Skip to content

Black Roses

The Killing Of Sophie Lancaster

Black Roses is a poetic sequence written for a BBC Radio 4 docu-drama, by Poet Laureate, Simon Armitage. It weaves the voice of Sophie Lancaster with that of her mother Sylvia and created unprecedented feedback and listener-response on initial broadcast. It was repeated soon after its original transmission and became the most re-requested of any programme on BBC Radio 4 in 2010. It went on to win BBC Radio Best Speech Programme of 2011 and was short-listed for the 2011 Ted Hughes Award.

The poetry is haunting and powerful with Sylvia Lancaster commenting at the time, that “Simon Armitage’s poems give back to Sophie the voice she lost when she was brutally murdered in 2007. Her short life is caught in this stunning work”.

In 2012, Black Roses transferred from radio to theatre, and opened as a stage play at Manchester’s Royal Exchange Theatre, where it again won acclaim and awards. The play then toured community centres in the North West, taking its message to young people, before showing in the South Bank Theatre for a week in March 2014.

Black Roses was then produced as a BBC film, directed by Sue Roberts, and won ‘Best Single Drama of Year’ and ‘Female Performance of the year’ in the Royal Television Society Awards 2015. Julie Hesmondhalgh was nominated for a TV Bafta award for her portrayal of Sylvia Lancaster.

The Foundation’s Patron, Julie Hesmondhalgh, said: “Black Roses is one of the pieces of work I’m most proud of in my career. I feel so privileged to have met and worked with Sylvia, so to speak her words in this beautiful telling of Sophie’s story, is the greatest of honours. I hope the film helps to continue to make this heart-breaking story known and furthers the fantastic and important work of the Foundation set up in her memory.”

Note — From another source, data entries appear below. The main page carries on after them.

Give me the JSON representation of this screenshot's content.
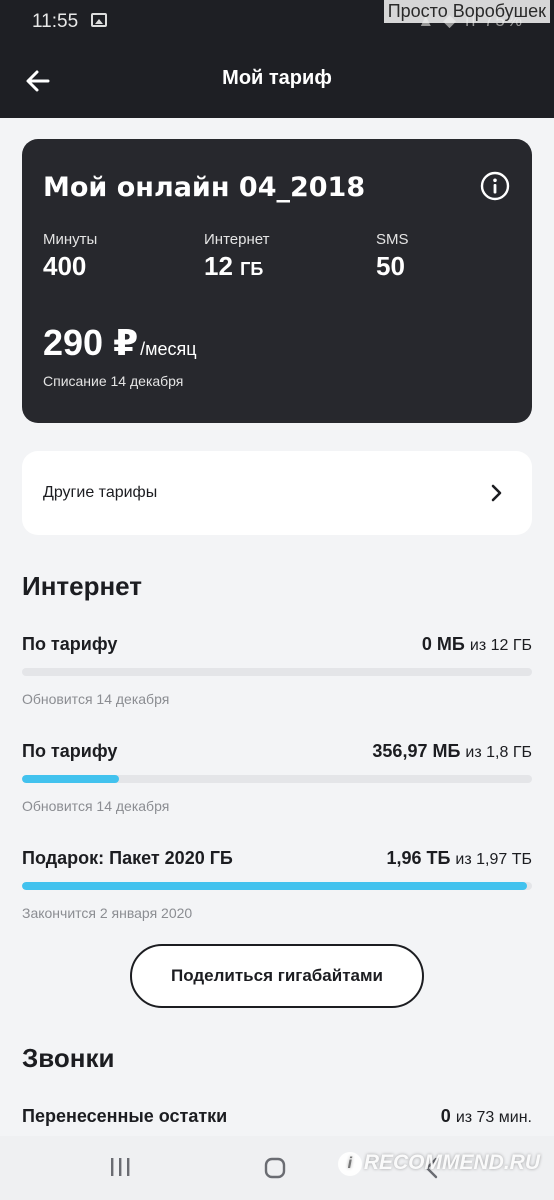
{
  "status_bar": {
    "time": "11:55",
    "right_text": "▲ ◆ ıl 75%"
  },
  "watermark_top": "Просто Воробушек",
  "header": {
    "title": "Мой тариф"
  },
  "tariff": {
    "name": "Мой онлайн 04_2018",
    "minutes": {
      "label": "Минуты",
      "value": "400"
    },
    "internet": {
      "label": "Интернет",
      "value": "12",
      "unit": "ГБ"
    },
    "sms": {
      "label": "SMS",
      "value": "50"
    },
    "price": "290 ₽",
    "period": "/месяц",
    "charge_note": "Списание 14 декабря"
  },
  "other_tariffs": {
    "label": "Другие тарифы"
  },
  "internet_section": {
    "title": "Интернет",
    "items": [
      {
        "title": "По тарифу",
        "used": "0 МБ",
        "total": "из 12 ГБ",
        "progress": 0,
        "note": "Обновится 14 декабря"
      },
      {
        "title": "По тарифу",
        "used": "356,97 МБ",
        "total": "из 1,8 ГБ",
        "progress": 0.19,
        "note": "Обновится 14 декабря"
      },
      {
        "title": "Подарок: Пакет 2020 ГБ",
        "used": "1,96 ТБ",
        "total": "из 1,97 ТБ",
        "progress": 0.99,
        "note": "Закончится 2 января 2020"
      }
    ]
  },
  "share_button": "Поделиться гигабайтами",
  "calls_section": {
    "title": "Звонки",
    "carryover": {
      "title": "Перенесенные остатки",
      "used": "0",
      "total": "из 73 мин."
    }
  },
  "watermark_bottom": {
    "badge": "i",
    "text": "RECOMMEND.RU"
  },
  "colors": {
    "accent": "#42c2ee",
    "dark_card": "#27282d",
    "header_bg": "#1e1f24"
  }
}
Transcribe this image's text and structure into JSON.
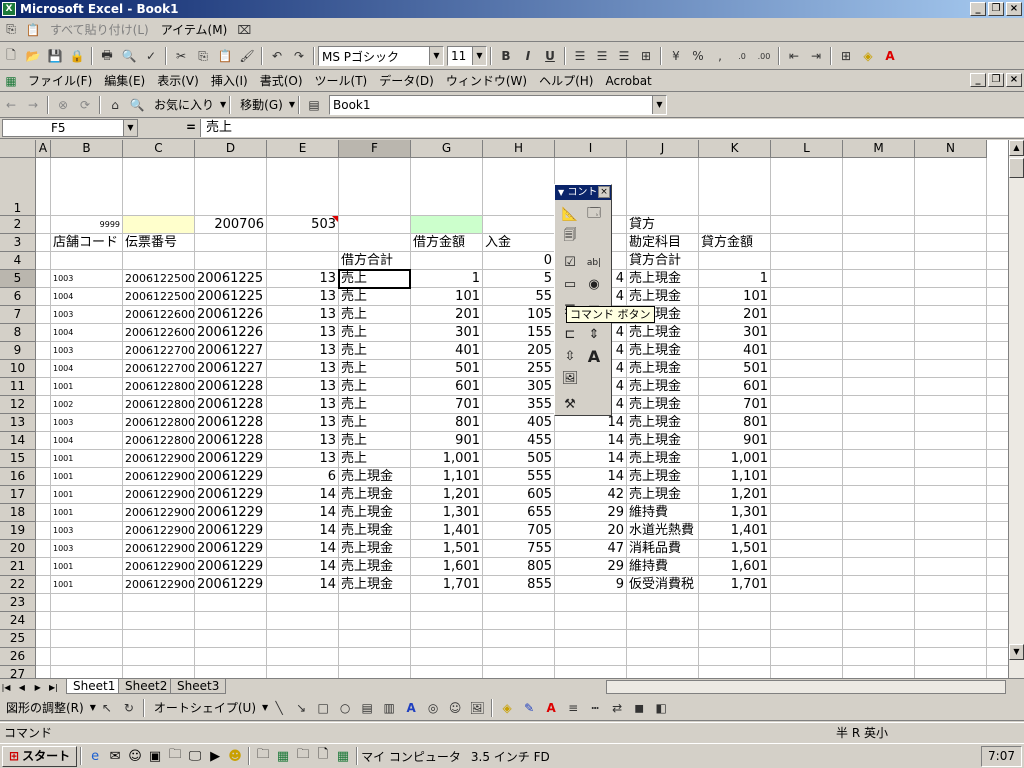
{
  "window": {
    "title": "Microsoft Excel - Book1",
    "icon": "excel-icon"
  },
  "toolbar1": {
    "paste_all": "すべて貼り付け(L)",
    "item": "アイテム(M)"
  },
  "format": {
    "font_name": "MS Pゴシック",
    "font_size": "11"
  },
  "menu": [
    "ファイル(F)",
    "編集(E)",
    "表示(V)",
    "挿入(I)",
    "書式(O)",
    "ツール(T)",
    "データ(D)",
    "ウィンドウ(W)",
    "ヘルプ(H)",
    "Acrobat"
  ],
  "web": {
    "favorites": "お気に入り",
    "goto": "移動(G)",
    "address": "Book1"
  },
  "formula_bar": {
    "name_box": "F5",
    "eq": "=",
    "content": "売上"
  },
  "columns": [
    "A",
    "B",
    "C",
    "D",
    "E",
    "F",
    "G",
    "H",
    "I",
    "J",
    "K",
    "L",
    "M",
    "N"
  ],
  "rows": [
    "1",
    "2",
    "3",
    "4",
    "5",
    "6",
    "7",
    "8",
    "9",
    "10",
    "11",
    "12",
    "13",
    "14",
    "15",
    "16",
    "17",
    "18",
    "19",
    "20",
    "21",
    "22",
    "23",
    "24",
    "25",
    "26",
    "27"
  ],
  "cells": {
    "r2": {
      "B": "9999",
      "D": "200706",
      "E": "503",
      "J": "貸方"
    },
    "r3": {
      "B": "店舗コード",
      "C": "伝票番号",
      "G": "借方金額",
      "H": "入金",
      "J": "勘定科目",
      "K": "貸方金額"
    },
    "r4": {
      "F": "借方合計",
      "H": "0",
      "J": "貸方合計"
    }
  },
  "data_rows": [
    {
      "B": "1003",
      "C": "200612250001",
      "D": "20061225",
      "E": "13",
      "F": "売上",
      "G": "1",
      "H": "5",
      "I": "4",
      "J": "売上現金",
      "K": "1"
    },
    {
      "B": "1004",
      "C": "200612250002",
      "D": "20061225",
      "E": "13",
      "F": "売上",
      "G": "101",
      "H": "55",
      "I": "4",
      "J": "売上現金",
      "K": "101"
    },
    {
      "B": "1003",
      "C": "200612260003",
      "D": "20061226",
      "E": "13",
      "F": "売上",
      "G": "201",
      "H": "105",
      "I": "4",
      "J": "売上現金",
      "K": "201"
    },
    {
      "B": "1004",
      "C": "200612260004",
      "D": "20061226",
      "E": "13",
      "F": "売上",
      "G": "301",
      "H": "155",
      "I": "4",
      "J": "売上現金",
      "K": "301"
    },
    {
      "B": "1003",
      "C": "200612270005",
      "D": "20061227",
      "E": "13",
      "F": "売上",
      "G": "401",
      "H": "205",
      "I": "4",
      "J": "売上現金",
      "K": "401"
    },
    {
      "B": "1004",
      "C": "200612270006",
      "D": "20061227",
      "E": "13",
      "F": "売上",
      "G": "501",
      "H": "255",
      "I": "4",
      "J": "売上現金",
      "K": "501"
    },
    {
      "B": "1001",
      "C": "200612280007",
      "D": "20061228",
      "E": "13",
      "F": "売上",
      "G": "601",
      "H": "305",
      "I": "4",
      "J": "売上現金",
      "K": "601"
    },
    {
      "B": "1002",
      "C": "200612280008",
      "D": "20061228",
      "E": "13",
      "F": "売上",
      "G": "701",
      "H": "355",
      "I": "4",
      "J": "売上現金",
      "K": "701"
    },
    {
      "B": "1003",
      "C": "200612280009",
      "D": "20061228",
      "E": "13",
      "F": "売上",
      "G": "801",
      "H": "405",
      "I": "14",
      "J": "売上現金",
      "K": "801"
    },
    {
      "B": "1004",
      "C": "200612280010",
      "D": "20061228",
      "E": "13",
      "F": "売上",
      "G": "901",
      "H": "455",
      "I": "14",
      "J": "売上現金",
      "K": "901"
    },
    {
      "B": "1001",
      "C": "200612290011",
      "D": "20061229",
      "E": "13",
      "F": "売上",
      "G": "1,001",
      "H": "505",
      "I": "14",
      "J": "売上現金",
      "K": "1,001"
    },
    {
      "B": "1001",
      "C": "200612290012",
      "D": "20061229",
      "E": "6",
      "F": "売上現金",
      "G": "1,101",
      "H": "555",
      "I": "14",
      "J": "売上現金",
      "K": "1,101"
    },
    {
      "B": "1001",
      "C": "200612290013",
      "D": "20061229",
      "E": "14",
      "F": "売上現金",
      "G": "1,201",
      "H": "605",
      "I": "42",
      "J": "売上現金",
      "K": "1,201"
    },
    {
      "B": "1001",
      "C": "200612290014",
      "D": "20061229",
      "E": "14",
      "F": "売上現金",
      "G": "1,301",
      "H": "655",
      "I": "29",
      "J": "維持費",
      "K": "1,301"
    },
    {
      "B": "1003",
      "C": "200612290015",
      "D": "20061229",
      "E": "14",
      "F": "売上現金",
      "G": "1,401",
      "H": "705",
      "I": "20",
      "J": "水道光熱費",
      "K": "1,401"
    },
    {
      "B": "1003",
      "C": "200612290016",
      "D": "20061229",
      "E": "14",
      "F": "売上現金",
      "G": "1,501",
      "H": "755",
      "I": "47",
      "J": "消耗品費",
      "K": "1,501"
    },
    {
      "B": "1001",
      "C": "200612290017",
      "D": "20061229",
      "E": "14",
      "F": "売上現金",
      "G": "1,601",
      "H": "805",
      "I": "29",
      "J": "維持費",
      "K": "1,601"
    },
    {
      "B": "1001",
      "C": "200612290018",
      "D": "20061229",
      "E": "14",
      "F": "売上現金",
      "G": "1,701",
      "H": "855",
      "I": "9",
      "J": "仮受消費税",
      "K": "1,701"
    }
  ],
  "sheets": [
    "Sheet1",
    "Sheet2",
    "Sheet3"
  ],
  "control_toolbox": {
    "title": "コント",
    "tooltip": "コマンド ボタン"
  },
  "drawing": {
    "adjust": "図形の調整(R)",
    "autoshape": "オートシェイプ(U)"
  },
  "status": {
    "mode": "コマンド",
    "ime": "半 R 英小"
  },
  "taskbar": {
    "start": "スタート",
    "my_computer": "マイ コンピュータ",
    "floppy": "3.5 インチ FD",
    "clock": "7:07"
  },
  "colors": {
    "highlight_c2": "#ffffcc",
    "highlight_g2": "#ccffcc",
    "title_bar": "#0a246a"
  }
}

Black Roses – The Killing of Sophie Lancaster
Film and Question & Answer Session

The film of Black Roses, directed by Sue Roberts, is a powerful on-screen telling of Poet Laureate Simon Armitage’s Black Roses poem. The poetic sequence gives Sophie back her voice, and her haunting words are woven together with those of her mother Sylvia Lancaster, who talks with candour about Sophie’s life and death.

The film won ‘Best Single Drama of Year’ and ‘Female Performance of the year’ for Julie Hesmondhalgh (as Sylvia Lancaster), in the Royal Television Society NW Awards 2015.

We recommend the film for ages 14+ and it is introduced by a member of our team, who will answer questions following the screening

Activity: Black Roses Film and Question & Answer session.

Time: 1 hour

Training Delivery: In person or virtually using Zoom or Microsoft Teams.


Digital delivery:
1 session £500
2 Sessions £750

In house delivery:
1 session £500 (& travel)
2 Sessions £750 (& travel)